Bad loans on the books of of major financial institutions dipped below 10 percent of all loans for the first time at the end of September, more than 4 percentage points lower than at the beginning of the year, the top bank regulator said.
"Reducing the nonperforming loan ratio and avoiding the resurgence of bad debt is still our biggest challenge," Liu Mingkang told the EU-China roundtable on financial services in Shanghai.
Asked later if regulators would abolish or increase a 20 percent ceiling on foreign ownership by a single investor, the chairman of the China Banking Regulatory Commission said: "That's a big issue. We don't have a timetable for that."
China is readying to open up the sector wider to foreigners by the end of 2006. It has made a priority of reforming the country's banking sector. The government has urged domestic banks to seek foreign capital and expertise.

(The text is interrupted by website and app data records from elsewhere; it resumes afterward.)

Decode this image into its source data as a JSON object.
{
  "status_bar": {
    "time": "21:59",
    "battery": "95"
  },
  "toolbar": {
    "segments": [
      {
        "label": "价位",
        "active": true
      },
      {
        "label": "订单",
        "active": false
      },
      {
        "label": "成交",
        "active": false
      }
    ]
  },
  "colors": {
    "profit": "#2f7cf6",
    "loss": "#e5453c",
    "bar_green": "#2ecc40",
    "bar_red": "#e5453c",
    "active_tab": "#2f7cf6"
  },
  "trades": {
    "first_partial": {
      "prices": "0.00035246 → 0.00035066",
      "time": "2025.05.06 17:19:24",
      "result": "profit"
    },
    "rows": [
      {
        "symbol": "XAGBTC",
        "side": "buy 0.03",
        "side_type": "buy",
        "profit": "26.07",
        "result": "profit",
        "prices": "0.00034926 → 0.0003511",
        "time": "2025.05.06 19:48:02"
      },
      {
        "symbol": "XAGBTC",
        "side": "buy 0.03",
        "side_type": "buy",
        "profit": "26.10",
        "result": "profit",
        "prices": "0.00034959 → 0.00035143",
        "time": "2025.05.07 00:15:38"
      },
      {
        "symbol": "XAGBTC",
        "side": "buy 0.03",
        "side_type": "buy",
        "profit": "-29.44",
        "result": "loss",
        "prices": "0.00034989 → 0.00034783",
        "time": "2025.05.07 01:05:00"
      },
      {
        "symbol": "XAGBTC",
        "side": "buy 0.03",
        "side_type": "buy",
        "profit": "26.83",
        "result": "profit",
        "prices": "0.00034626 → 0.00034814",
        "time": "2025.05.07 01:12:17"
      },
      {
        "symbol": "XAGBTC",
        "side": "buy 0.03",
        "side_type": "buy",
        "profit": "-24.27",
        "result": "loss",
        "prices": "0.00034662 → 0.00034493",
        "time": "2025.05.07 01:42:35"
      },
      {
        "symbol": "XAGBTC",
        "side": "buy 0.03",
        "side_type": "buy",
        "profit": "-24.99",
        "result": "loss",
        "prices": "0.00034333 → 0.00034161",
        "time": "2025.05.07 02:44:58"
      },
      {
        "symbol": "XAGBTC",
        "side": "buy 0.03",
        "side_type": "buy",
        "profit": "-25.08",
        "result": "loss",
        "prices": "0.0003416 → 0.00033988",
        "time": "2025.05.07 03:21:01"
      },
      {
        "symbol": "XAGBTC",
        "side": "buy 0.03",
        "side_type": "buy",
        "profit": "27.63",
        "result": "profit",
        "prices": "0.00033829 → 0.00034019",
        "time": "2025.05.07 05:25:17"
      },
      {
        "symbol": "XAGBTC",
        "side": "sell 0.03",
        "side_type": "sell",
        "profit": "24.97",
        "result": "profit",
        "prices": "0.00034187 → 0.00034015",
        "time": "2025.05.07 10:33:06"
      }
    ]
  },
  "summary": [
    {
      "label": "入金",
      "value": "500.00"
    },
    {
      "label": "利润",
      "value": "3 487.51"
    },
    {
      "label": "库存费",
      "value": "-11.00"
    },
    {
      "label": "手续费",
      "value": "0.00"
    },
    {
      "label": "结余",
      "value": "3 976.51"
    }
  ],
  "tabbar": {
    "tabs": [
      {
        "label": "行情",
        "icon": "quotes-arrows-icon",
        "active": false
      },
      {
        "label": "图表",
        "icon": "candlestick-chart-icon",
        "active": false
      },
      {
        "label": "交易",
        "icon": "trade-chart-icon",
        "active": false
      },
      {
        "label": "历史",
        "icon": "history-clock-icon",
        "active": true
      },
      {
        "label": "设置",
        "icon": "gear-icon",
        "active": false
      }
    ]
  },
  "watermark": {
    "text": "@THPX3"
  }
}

So far, 19 foreign institutions have taken stakes in 16 local lenders, investing a total of US$16.5 billion, or about 15 percent of the total capital of the country's banks, Liu said.
Domestic banks holding 71.4 percent of the nation's financial industry assets had met capital adequacy ratios of 8 percent or more by the end of September, versus 44 percent a year ago, he added.
Overseas giants from Bank of America Corp. to Citigroup Inc. have bought into Chinese lenders but are now allowed at most a combined stake of 25 percent in a local bank, falling to 20 percent for a single investor. Enditem
(Source: Shenzhen Daily/Agencies/Photo: Baidu)